Connect with us

Hi, what are you looking for?

POZ

Pregnant women with HIV often not given recommended treatment

A study involving more than 1,500 women found that 30% were prescribed drugs that had insufficient evidence of safety in pregnancy.

Photo by Ashton Mullins from Unsplash.com

Women living with HIV who are also pregnant don’t always receive recommended antiretroviral medications, according to a recent study of prescribing patterns carried out by a MassGeneral Hospital for Children (MGHfC) researcher in collaboration with other members of the Surveillance Monitoring for ART Toxicities (SMARTT) study of the Pediatric HIV/AIDS Cohort Study (PHACS) network.

Few studies, if any, have compared actual prescribing patterns of HIV medications for pregnant women to national treatment guidelines. This study suggests that physicians may be prescribing ahead of the published recommendations, and using drugs or drug combinations they have seen work in the adult population in general.
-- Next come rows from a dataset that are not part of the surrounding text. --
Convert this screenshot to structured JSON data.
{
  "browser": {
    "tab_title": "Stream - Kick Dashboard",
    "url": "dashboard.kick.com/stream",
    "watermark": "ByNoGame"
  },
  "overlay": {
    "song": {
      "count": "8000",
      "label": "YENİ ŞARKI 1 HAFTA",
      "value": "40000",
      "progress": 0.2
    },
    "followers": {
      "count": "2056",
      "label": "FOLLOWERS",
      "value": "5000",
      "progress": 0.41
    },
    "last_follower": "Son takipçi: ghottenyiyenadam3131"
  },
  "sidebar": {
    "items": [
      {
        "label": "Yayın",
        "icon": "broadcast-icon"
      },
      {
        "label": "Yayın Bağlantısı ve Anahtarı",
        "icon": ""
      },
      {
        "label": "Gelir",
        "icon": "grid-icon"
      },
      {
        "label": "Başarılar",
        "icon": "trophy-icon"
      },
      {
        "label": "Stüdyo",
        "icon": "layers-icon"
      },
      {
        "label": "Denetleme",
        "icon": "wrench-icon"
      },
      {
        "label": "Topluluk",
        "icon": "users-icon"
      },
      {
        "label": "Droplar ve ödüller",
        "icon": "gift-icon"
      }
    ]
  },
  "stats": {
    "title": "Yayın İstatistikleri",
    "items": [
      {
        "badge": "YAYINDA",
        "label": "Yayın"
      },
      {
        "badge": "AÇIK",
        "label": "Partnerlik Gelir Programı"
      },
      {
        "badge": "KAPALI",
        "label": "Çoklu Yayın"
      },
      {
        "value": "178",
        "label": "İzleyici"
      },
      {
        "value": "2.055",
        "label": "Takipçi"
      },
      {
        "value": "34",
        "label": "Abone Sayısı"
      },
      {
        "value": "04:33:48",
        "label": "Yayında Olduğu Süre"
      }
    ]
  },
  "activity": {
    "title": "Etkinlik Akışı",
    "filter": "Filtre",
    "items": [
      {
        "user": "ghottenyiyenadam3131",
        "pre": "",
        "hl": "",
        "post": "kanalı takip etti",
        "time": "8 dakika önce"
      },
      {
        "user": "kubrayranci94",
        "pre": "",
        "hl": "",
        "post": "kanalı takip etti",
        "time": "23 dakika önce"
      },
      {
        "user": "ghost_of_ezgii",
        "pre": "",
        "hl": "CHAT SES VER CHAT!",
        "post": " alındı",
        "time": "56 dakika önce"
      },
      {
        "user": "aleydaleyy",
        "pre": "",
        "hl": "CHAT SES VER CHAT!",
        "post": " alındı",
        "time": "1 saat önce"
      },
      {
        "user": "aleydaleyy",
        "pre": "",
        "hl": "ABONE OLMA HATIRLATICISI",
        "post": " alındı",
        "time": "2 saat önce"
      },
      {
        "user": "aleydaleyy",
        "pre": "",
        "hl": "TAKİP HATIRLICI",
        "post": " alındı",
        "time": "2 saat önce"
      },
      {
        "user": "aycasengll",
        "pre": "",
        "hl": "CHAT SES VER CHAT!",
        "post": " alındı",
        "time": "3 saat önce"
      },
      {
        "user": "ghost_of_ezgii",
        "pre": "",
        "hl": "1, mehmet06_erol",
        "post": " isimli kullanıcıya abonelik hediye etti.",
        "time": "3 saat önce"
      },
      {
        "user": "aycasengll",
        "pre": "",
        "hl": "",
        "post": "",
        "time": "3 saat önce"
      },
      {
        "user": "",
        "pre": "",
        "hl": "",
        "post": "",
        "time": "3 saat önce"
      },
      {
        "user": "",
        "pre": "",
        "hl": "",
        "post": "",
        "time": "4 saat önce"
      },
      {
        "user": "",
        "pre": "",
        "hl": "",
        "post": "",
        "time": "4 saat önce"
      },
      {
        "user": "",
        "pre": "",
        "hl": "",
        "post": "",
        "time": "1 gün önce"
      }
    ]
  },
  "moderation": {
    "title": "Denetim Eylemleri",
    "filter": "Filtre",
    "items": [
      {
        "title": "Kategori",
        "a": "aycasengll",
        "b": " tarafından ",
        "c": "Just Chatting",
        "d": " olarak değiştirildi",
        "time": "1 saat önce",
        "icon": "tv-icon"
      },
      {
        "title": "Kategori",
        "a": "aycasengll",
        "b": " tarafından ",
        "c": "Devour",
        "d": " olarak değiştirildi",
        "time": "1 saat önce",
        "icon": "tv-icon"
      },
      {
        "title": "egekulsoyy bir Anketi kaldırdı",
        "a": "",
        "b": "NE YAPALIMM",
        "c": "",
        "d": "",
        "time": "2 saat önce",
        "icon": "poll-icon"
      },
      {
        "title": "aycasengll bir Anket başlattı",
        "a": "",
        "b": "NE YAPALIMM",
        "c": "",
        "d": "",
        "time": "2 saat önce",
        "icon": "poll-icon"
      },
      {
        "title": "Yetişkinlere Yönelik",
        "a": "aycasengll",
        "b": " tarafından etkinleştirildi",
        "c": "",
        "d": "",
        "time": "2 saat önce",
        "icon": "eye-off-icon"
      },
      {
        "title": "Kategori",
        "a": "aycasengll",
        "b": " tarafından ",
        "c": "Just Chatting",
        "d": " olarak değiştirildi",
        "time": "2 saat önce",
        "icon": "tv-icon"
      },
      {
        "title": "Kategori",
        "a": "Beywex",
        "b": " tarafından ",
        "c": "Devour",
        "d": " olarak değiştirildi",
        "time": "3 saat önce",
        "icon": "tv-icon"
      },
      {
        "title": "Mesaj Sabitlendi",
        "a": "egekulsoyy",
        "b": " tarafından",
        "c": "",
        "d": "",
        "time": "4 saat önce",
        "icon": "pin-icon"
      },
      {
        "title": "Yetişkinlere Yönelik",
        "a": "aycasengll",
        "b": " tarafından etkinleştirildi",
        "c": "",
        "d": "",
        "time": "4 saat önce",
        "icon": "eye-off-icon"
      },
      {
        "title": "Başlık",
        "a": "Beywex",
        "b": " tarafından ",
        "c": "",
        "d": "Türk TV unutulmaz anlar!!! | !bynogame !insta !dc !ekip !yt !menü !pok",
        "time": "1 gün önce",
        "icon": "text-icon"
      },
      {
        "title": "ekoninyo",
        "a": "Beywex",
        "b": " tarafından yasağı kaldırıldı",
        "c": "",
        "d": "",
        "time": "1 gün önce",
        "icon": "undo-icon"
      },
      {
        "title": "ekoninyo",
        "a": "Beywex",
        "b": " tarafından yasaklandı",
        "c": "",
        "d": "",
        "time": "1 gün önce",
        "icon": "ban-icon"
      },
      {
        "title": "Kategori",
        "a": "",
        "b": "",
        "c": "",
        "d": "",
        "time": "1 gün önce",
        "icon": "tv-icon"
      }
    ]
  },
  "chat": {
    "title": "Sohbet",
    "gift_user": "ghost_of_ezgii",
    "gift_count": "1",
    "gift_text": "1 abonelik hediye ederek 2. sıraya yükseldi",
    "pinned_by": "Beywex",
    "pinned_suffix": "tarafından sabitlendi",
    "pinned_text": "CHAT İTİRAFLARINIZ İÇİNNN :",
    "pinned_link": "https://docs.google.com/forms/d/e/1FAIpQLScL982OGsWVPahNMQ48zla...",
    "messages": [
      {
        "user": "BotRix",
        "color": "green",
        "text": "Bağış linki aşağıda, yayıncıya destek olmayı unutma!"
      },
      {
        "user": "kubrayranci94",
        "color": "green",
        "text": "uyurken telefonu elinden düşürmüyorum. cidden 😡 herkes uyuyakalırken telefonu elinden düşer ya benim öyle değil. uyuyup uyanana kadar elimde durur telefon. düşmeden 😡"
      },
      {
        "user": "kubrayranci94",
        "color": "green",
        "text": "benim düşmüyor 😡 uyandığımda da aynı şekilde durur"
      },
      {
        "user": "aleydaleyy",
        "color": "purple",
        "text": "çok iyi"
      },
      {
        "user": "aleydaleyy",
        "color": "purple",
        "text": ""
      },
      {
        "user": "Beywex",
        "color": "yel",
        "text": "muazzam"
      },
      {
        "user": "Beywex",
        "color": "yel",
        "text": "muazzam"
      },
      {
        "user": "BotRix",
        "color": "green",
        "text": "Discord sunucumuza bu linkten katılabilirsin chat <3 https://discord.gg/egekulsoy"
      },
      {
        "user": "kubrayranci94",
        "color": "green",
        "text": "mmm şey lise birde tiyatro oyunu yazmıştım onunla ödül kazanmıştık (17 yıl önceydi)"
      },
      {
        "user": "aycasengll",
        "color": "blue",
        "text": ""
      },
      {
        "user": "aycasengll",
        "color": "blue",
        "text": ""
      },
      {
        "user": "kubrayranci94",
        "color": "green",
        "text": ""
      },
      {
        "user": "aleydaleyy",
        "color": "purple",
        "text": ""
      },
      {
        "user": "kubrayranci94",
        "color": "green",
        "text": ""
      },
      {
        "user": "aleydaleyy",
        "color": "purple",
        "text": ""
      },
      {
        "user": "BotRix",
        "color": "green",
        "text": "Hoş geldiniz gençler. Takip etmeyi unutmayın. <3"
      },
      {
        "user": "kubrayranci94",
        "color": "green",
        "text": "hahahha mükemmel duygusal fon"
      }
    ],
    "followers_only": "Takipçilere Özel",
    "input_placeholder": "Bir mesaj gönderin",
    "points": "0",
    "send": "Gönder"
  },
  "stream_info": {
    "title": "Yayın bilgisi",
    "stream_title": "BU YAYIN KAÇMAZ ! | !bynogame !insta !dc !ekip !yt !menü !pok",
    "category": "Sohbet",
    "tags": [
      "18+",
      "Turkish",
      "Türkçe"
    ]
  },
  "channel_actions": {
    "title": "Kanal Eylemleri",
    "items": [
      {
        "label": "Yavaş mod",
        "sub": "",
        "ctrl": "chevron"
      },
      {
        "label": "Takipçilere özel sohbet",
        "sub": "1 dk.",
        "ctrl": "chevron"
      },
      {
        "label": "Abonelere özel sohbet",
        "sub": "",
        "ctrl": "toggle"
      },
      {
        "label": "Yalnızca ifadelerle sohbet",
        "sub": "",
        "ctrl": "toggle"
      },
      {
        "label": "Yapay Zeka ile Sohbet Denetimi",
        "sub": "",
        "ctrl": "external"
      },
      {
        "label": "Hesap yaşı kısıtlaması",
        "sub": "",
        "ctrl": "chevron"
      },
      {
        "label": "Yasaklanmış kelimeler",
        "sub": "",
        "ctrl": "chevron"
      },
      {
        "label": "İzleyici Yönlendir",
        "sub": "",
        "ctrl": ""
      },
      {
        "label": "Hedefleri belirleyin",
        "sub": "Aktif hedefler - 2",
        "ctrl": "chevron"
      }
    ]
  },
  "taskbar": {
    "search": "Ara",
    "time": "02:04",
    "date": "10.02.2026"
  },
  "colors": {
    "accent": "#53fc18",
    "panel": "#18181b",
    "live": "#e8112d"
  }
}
“We studied, more than 1,500 women and found that 30% were prescribed drugs that had insufficient evidence of safety in pregnancy,” says Kathleen M. Powis, MD, MPH, investigator in MGHfC’s division of Pediatric Global Health and first author of the study, which was published in JAMA Network Open.

For the last 25 years, the US Department of Health and Human services Panel on Treatment of HIV-infected Pregnant Women and Prevention of Perinatal Transmission has published Perinatal HIV Treatment Guidelines on prescribing antiretroviral medications (ARVs) during pregnancy. In 1994, the guidelines just addressed the use of zidovudine, then the only drug approved to treat HIV infection. But by 2008 the prescribing guidelines for pregnant women were updated to recommend the use of triple ARVs, regardless of the woman’s HIV disease status. Pregnant women are typically excluded from studies testing newer drugs until safety has been established in nonpregnant adults. As a result, this data is usually some of the last to be collected.

“The guidelines change nearly annually,” says Powis, who is also an assistant professor of Pediatrics at Harvard Medical School (HMS). “And a lot of the treatments that doctors are already using simply had ‘insufficient data’ to recommend their use in pregnant women. But doctors were prescribing them anyway.”

Since many of these regimens (70%) were eventually recommended for pregnant women, Powis suggests that doctors may be prescribing “ahead of time.” That is, they are seeing promising therapeutic results in the general population, and prescribing HIV drug treatment combinations to pregnant women based on that experience, rather than on guidelines.

Advertisement
Advertisement

Like Us On Facebook

YOU MAY ALSO LIKE

POZ

The amount allocated for every Filipino living with HIV under the Outpatient HIV/AIDS Treatment (OHAT) Package of the Philippine Health Insurance Corporation (PhilHealth) has...

POZ

Women with HIV experience accelerated DNA aging, a phenomenon that can lead to poor physical function.

From the Editor

May mga yumayaman sa HIV “advocacy”. And this is maddening because this often comes at the expense of PLHIVs themselves. So we say, enough....

From the Editor

Yes, seminars are essential in LGBTQIA and HIV advocacy. But for some, it's the be-all/end-all of all efforts, giving rise to 'seminar activists' who...

Advertisement